In West Virginia, two months after the floodwaters ebbed, remote mountain communities were still struggling to recover.

Like so many areas hit by natural disasters, these Appalachian communities are disproportionately poor and isolated, and many residents were already living in less-than-robust housing stock that not surprisingly didn't fare well against the floodwaters that swept down the mountains and through lowland valleys and rickety creek-side homesteads.

Like we saw with Hurricanes Harvey, Irma and Maria -- when floods like these hit they come quickly. We met with families and pastors and school administrators who told of the impossible challenge of protecting property when survival was paramount. 

Life in these circumstances does not easily go back to normal.  Homes and schools and churches are uninhabitable.  Massive numbers of children are displaced from the classroom and daycare facilities.  The loss of bridges means disconnection from services, food stores and jobs.  Mud is everywhere.
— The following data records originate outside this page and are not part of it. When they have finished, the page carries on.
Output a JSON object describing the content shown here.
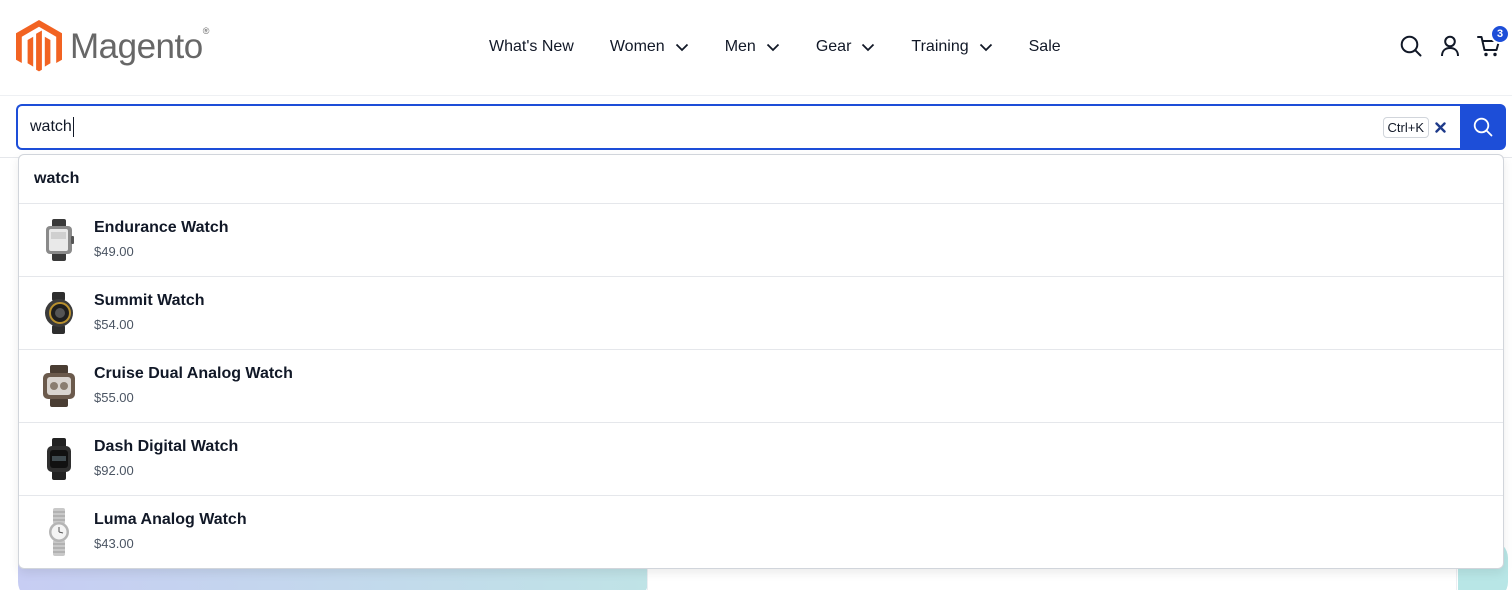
{
  "brand": {
    "name": "Magento",
    "reg_mark": "®",
    "logo_color": "#f26322"
  },
  "nav": {
    "items": [
      {
        "label": "What's New",
        "has_dropdown": false
      },
      {
        "label": "Women",
        "has_dropdown": true
      },
      {
        "label": "Men",
        "has_dropdown": true
      },
      {
        "label": "Gear",
        "has_dropdown": true
      },
      {
        "label": "Training",
        "has_dropdown": true
      },
      {
        "label": "Sale",
        "has_dropdown": false
      }
    ]
  },
  "header_icons": {
    "search": "search-icon",
    "account": "user-icon",
    "cart": "cart-icon",
    "cart_count": "3"
  },
  "search": {
    "value": "watch",
    "shortcut": "Ctrl+K",
    "clear_icon": "close-icon",
    "submit_icon": "search-icon",
    "accent_color": "#1d4ed8"
  },
  "suggestions": {
    "term": "watch",
    "products": [
      {
        "name": "Endurance Watch",
        "price": "$49.00"
      },
      {
        "name": "Summit Watch",
        "price": "$54.00"
      },
      {
        "name": "Cruise Dual Analog Watch",
        "price": "$55.00"
      },
      {
        "name": "Dash Digital Watch",
        "price": "$92.00"
      },
      {
        "name": "Luma Analog Watch",
        "price": "$43.00"
      }
    ]
  }
}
Black mold is a serious health threat.

When floods and other disasters – both natural and manmade – strike, Save the Children is there to do everything from providing crucial strategic and operational guidance to local responders and agencies to guiding families through the recovery process (including navigating FEMA policies and resources) to supporting community-based nonprofits deluged with requests. 

We are proud of our partnership with Save the Children and know that the vital job they are doing in these heartbreaking situations – and their efforts helping communities better prepare for the next event – is possible thanks to the ongoing support of companies like ours." -- Michael Fleming, Head of US Community Partnerships